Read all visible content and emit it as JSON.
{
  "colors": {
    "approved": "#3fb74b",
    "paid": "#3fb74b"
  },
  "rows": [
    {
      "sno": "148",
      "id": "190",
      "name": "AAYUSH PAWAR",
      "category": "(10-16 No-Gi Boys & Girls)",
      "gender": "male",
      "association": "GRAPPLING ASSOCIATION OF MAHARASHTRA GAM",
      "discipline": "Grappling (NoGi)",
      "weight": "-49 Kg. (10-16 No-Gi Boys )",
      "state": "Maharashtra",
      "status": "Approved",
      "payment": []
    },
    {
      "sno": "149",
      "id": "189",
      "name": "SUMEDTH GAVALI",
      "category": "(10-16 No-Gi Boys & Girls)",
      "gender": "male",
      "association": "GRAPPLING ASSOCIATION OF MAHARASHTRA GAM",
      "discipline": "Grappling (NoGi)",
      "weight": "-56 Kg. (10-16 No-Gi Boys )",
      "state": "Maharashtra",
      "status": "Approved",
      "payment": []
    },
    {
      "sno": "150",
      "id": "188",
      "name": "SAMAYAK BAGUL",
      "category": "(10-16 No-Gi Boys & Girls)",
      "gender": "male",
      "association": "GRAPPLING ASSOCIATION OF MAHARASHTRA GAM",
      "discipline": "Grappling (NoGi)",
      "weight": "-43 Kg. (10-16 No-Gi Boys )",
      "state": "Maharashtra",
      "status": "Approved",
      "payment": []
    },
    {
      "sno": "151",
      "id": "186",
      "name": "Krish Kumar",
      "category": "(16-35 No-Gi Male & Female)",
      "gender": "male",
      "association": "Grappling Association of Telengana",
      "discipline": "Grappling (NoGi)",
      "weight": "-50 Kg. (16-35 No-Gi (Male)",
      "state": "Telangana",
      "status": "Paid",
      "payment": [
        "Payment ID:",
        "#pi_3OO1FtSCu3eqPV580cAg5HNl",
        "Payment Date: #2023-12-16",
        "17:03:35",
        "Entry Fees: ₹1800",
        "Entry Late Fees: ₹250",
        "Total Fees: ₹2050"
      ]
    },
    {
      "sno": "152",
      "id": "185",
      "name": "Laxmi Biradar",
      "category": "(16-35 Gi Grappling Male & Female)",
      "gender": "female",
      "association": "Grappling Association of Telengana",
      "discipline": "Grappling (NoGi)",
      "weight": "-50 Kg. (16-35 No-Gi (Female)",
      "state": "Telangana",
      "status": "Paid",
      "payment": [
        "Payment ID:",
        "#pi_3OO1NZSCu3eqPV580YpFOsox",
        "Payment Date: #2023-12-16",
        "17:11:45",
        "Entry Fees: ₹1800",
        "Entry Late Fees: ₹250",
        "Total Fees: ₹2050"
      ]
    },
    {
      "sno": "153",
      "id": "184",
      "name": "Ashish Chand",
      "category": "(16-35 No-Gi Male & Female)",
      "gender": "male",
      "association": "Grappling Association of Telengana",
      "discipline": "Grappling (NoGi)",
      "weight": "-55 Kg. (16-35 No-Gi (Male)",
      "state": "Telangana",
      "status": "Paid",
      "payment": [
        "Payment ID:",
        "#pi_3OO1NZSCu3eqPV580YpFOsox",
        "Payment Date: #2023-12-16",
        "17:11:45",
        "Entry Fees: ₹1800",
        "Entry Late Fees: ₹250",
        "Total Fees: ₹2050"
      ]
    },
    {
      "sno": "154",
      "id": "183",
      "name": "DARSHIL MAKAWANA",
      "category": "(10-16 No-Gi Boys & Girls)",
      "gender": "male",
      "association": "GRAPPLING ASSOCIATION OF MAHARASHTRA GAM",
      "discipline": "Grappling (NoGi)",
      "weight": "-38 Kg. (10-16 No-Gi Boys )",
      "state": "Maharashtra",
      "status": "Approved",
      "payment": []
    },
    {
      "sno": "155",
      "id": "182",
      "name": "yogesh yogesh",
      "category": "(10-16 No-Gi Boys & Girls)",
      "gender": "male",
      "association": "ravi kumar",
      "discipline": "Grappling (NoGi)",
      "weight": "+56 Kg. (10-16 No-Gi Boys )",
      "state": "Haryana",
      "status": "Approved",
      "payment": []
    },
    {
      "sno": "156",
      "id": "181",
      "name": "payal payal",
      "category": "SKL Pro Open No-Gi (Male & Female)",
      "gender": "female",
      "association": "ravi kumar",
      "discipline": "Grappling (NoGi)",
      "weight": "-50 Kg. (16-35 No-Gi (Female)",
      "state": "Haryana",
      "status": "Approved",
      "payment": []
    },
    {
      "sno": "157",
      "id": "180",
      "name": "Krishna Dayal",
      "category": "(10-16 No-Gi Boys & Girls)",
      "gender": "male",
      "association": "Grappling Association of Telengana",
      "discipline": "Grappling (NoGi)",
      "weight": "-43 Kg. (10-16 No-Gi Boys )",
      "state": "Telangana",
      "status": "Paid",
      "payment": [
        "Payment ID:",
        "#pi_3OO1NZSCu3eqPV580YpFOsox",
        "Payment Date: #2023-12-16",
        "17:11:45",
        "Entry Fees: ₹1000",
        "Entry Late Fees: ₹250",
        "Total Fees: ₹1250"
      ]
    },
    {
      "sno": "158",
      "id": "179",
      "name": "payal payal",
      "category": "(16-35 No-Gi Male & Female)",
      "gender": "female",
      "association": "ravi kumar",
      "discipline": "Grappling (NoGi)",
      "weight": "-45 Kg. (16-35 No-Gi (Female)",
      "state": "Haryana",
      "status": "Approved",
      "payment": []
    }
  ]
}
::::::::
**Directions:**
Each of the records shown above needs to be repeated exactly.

**Answer for this exercise:**
Read all visible content and emit it as JSON.
{
  "colors": {
    "approved": "#3fb74b",
    "paid": "#3fb74b"
  },
  "rows": [
    {
      "sno": "148",
      "id": "190",
      "name": "AAYUSH PAWAR",
      "category": "(10-16 No-Gi Boys & Girls)",
      "gender": "male",
      "association": "GRAPPLING ASSOCIATION OF MAHARASHTRA GAM",
      "discipline": "Grappling (NoGi)",
      "weight": "-49 Kg. (10-16 No-Gi Boys )",
      "state": "Maharashtra",
      "status": "Approved",
      "payment": []
    },
    {
      "sno": "149",
      "id": "189",
      "name": "SUMEDTH GAVALI",
      "category": "(10-16 No-Gi Boys & Girls)",
      "gender": "male",
      "association": "GRAPPLING ASSOCIATION OF MAHARASHTRA GAM",
      "discipline": "Grappling (NoGi)",
      "weight": "-56 Kg. (10-16 No-Gi Boys )",
      "state": "Maharashtra",
      "status": "Approved",
      "payment": []
    },
    {
      "sno": "150",
      "id": "188",
      "name": "SAMAYAK BAGUL",
      "category": "(10-16 No-Gi Boys & Girls)",
      "gender": "male",
      "association": "GRAPPLING ASSOCIATION OF MAHARASHTRA GAM",
      "discipline": "Grappling (NoGi)",
      "weight": "-43 Kg. (10-16 No-Gi Boys )",
      "state": "Maharashtra",
      "status": "Approved",
      "payment": []
    },
    {
      "sno": "151",
      "id": "186",
      "name": "Krish Kumar",
      "category": "(16-35 No-Gi Male & Female)",
      "gender": "male",
      "association": "Grappling Association of Telengana",
      "discipline": "Grappling (NoGi)",
      "weight": "-50 Kg. (16-35 No-Gi (Male)",
      "state": "Telangana",
      "status": "Paid",
      "payment": [
        "Payment ID:",
        "#pi_3OO1FtSCu3eqPV580cAg5HNl",
        "Payment Date: #2023-12-16",
        "17:03:35",
        "Entry Fees: ₹1800",
        "Entry Late Fees: ₹250",
        "Total Fees: ₹2050"
      ]
    },
    {
      "sno": "152",
      "id": "185",
      "name": "Laxmi Biradar",
      "category": "(16-35 Gi Grappling Male & Female)",
      "gender": "female",
      "association": "Grappling Association of Telengana",
      "discipline": "Grappling (NoGi)",
      "weight": "-50 Kg. (16-35 No-Gi (Female)",
      "state": "Telangana",
      "status": "Paid",
      "payment": [
        "Payment ID:",
        "#pi_3OO1NZSCu3eqPV580YpFOsox",
        "Payment Date: #2023-12-16",
        "17:11:45",
        "Entry Fees: ₹1800",
        "Entry Late Fees: ₹250",
        "Total Fees: ₹2050"
      ]
    },
    {
      "sno": "153",
      "id": "184",
      "name": "Ashish Chand",
      "category": "(16-35 No-Gi Male & Female)",
      "gender": "male",
      "association": "Grappling Association of Telengana",
      "discipline": "Grappling (NoGi)",
      "weight": "-55 Kg. (16-35 No-Gi (Male)",
      "state": "Telangana",
      "status": "Paid",
      "payment": [
        "Payment ID:",
        "#pi_3OO1NZSCu3eqPV580YpFOsox",
        "Payment Date: #2023-12-16",
        "17:11:45",
        "Entry Fees: ₹1800",
        "Entry Late Fees: ₹250",
        "Total Fees: ₹2050"
      ]
    },
    {
      "sno": "154",
      "id": "183",
      "name": "DARSHIL MAKAWANA",
      "category": "(10-16 No-Gi Boys & Girls)",
      "gender": "male",
      "association": "GRAPPLING ASSOCIATION OF MAHARASHTRA GAM",
      "discipline": "Grappling (NoGi)",
      "weight": "-38 Kg. (10-16 No-Gi Boys )",
      "state": "Maharashtra",
      "status": "Approved",
      "payment": []
    },
    {
      "sno": "155",
      "id": "182",
      "name": "yogesh yogesh",
      "category": "(10-16 No-Gi Boys & Girls)",
      "gender": "male",
      "association": "ravi kumar",
      "discipline": "Grappling (NoGi)",
      "weight": "+56 Kg. (10-16 No-Gi Boys )",
      "state": "Haryana",
      "status": "Approved",
      "payment": []
    },
    {
      "sno": "156",
      "id": "181",
      "name": "payal payal",
      "category": "SKL Pro Open No-Gi (Male & Female)",
      "gender": "female",
      "association": "ravi kumar",
      "discipline": "Grappling (NoGi)",
      "weight": "-50 Kg. (16-35 No-Gi (Female)",
      "state": "Haryana",
      "status": "Approved",
      "payment": []
    },
    {
      "sno": "157",
      "id": "180",
      "name": "Krishna Dayal",
      "category": "(10-16 No-Gi Boys & Girls)",
      "gender": "male",
      "association": "Grappling Association of Telengana",
      "discipline": "Grappling (NoGi)",
      "weight": "-43 Kg. (10-16 No-Gi Boys )",
      "state": "Telangana",
      "status": "Paid",
      "payment": [
        "Payment ID:",
        "#pi_3OO1NZSCu3eqPV580YpFOsox",
        "Payment Date: #2023-12-16",
        "17:11:45",
        "Entry Fees: ₹1000",
        "Entry Late Fees: ₹250",
        "Total Fees: ₹1250"
      ]
    },
    {
      "sno": "158",
      "id": "179",
      "name": "payal payal",
      "category": "(16-35 No-Gi Male & Female)",
      "gender": "female",
      "association": "ravi kumar",
      "discipline": "Grappling (NoGi)",
      "weight": "-45 Kg. (16-35 No-Gi (Female)",
      "state": "Haryana",
      "status": "Approved",
      "payment": []
    }
  ]
}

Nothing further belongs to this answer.